In a nutshell, PA would suck in a vast amount of (ecologically disastrous) vehicular traffic, totally distort the existing finely balanced property equilibrium (Sedrun is already experiencing a mini-boom of (hopefully now disappointed) spectulators), and if it benefited anyone wishing to get to the Unterland or Italy quickly (how quick is debatable in view of the logistics involved in actually getting to the main tunnel bores), those people would only live between Tschamut and, say, Illanz. Why? Because anyone living further east than Illanz would be quicker taking the MGB railway down to Chur and changing there for Zurich.
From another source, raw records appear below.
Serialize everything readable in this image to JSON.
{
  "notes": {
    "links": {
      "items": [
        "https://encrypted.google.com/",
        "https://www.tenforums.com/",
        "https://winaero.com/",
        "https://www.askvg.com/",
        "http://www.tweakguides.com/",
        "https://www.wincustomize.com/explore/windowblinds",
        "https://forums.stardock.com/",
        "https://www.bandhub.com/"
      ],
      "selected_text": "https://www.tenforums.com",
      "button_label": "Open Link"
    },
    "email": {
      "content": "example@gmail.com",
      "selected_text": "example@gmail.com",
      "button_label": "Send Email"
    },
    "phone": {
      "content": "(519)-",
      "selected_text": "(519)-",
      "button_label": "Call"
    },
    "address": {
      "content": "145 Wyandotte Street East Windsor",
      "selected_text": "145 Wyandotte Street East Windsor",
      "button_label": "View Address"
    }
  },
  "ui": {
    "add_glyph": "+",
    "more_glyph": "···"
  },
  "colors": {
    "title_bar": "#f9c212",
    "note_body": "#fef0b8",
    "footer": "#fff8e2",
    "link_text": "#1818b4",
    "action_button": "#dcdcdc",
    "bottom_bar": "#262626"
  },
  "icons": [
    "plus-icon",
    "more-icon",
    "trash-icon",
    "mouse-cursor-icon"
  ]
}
And the next residential stop west after Tschamut is Andermatt, which will be way beyond any purported benefit of the PA.
Add to this poisonous mix:
• Canton Graubunden’s plan to bring in TGVs direct from Paris to Chur (starting December, initially once a week)
• The whacky and (in my opinion) misguided Sawiris/Orascom project in Andermatt
• The plan by the Federal Railways to divest themselves of the original Gotthard line (Erstfeld-Biasco) in 2020…
… and you soon have a vast and highly convoluted game of 3-D chess. My opinion? The alps, their valleys and the communities that live and work there ‘are what they are’. Let them find their own levels organically (albeit, as always, with plenty of Federal aid) and stop trying to pimp them into being what they’re not.
And I haven’t even started on the specifics as to why PA is a half-baked concept:
• major temperature/humidity differences between the tunnels and winter alpine climate
• what will new arrivals actually do in Sedrun – ski? Don’t make me laugh – this isn’t Zermatt, it’s a minor sideshow, perfect for the local Swiss, but very much Z-list compared to proper resorts
• Walk in summer? I walk all summer long the length and breadth of Surselva and rarely meet a soul – these people won’t come here for the walking
• “Experience the longest tunnel, the tallest lift” blah blah: ever been in a rail tunnel and wanted to write a postcard home about it? I thought not. And that lift – it’s a vertical tunnel. Nothing to see. It’s not like you’re going up the Eiffel Tower with its views. Total red herring. And when you finally surface (which could well be at least half-an-hour after you alighted from your train owing to the complex logistics down there), you end up not on top of a mountain as so many people seem to think, but about 3 metres above the level of the young Anterior Rhine, at the bed of the valley. You then need to get out of that valley up to Sedrun… etc, etc, etc. Even I’m getting bored by now 😉
So there you have it. Superficially interesting, but ultimately a no-goer. By all means keep whatever infrastructure is already there, by all means mothball the project for some future eventuality, but please let’s not get carried away in the wash of hype.
PS: One oft-quoted argument against the PA scheme is the fear that trains stopping there will slow down the throughput of passenger expresses and high-speed goods services. I’ve seen the projections, and I don’t think those arguments hold water. Especially in the event that only a very few trains actually stop at the PA station owing to lack of demand! And therein lies the rub: Each of those few passengers will be costing a vast amount to the federal, cantonal and municipal tax payers.
They’re not worth it.
Very good article. I certainly love this website.